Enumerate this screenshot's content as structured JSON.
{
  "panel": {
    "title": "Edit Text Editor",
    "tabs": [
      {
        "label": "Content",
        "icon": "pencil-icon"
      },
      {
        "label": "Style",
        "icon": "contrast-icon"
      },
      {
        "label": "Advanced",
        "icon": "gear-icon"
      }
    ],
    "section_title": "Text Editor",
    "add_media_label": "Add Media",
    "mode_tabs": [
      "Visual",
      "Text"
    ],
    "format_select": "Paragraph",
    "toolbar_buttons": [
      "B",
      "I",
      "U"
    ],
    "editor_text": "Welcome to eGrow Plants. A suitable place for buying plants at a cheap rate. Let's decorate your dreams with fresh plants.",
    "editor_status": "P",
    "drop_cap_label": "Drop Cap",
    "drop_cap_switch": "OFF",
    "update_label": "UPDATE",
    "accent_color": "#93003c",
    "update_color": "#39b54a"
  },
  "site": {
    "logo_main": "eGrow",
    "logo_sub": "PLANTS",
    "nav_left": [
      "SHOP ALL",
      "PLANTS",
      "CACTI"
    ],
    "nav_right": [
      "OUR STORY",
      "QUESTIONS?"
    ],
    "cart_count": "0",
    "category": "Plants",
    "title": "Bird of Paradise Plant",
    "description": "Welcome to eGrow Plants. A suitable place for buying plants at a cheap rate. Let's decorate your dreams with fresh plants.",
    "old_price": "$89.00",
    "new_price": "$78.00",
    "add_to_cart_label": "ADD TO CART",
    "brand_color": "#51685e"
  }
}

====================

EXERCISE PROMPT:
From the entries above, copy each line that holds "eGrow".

RESPONSE:
    "editor_text": "Welcome to eGrow Plants. A suitable place for buying plants at a cheap rate. Let's decorate your dreams with fresh plants.",
    "logo_main": "eGrow",
    "description": "Welcome to eGrow Plants. A suitable place for buying plants at a cheap rate. Let's decorate your dreams with fresh plants.",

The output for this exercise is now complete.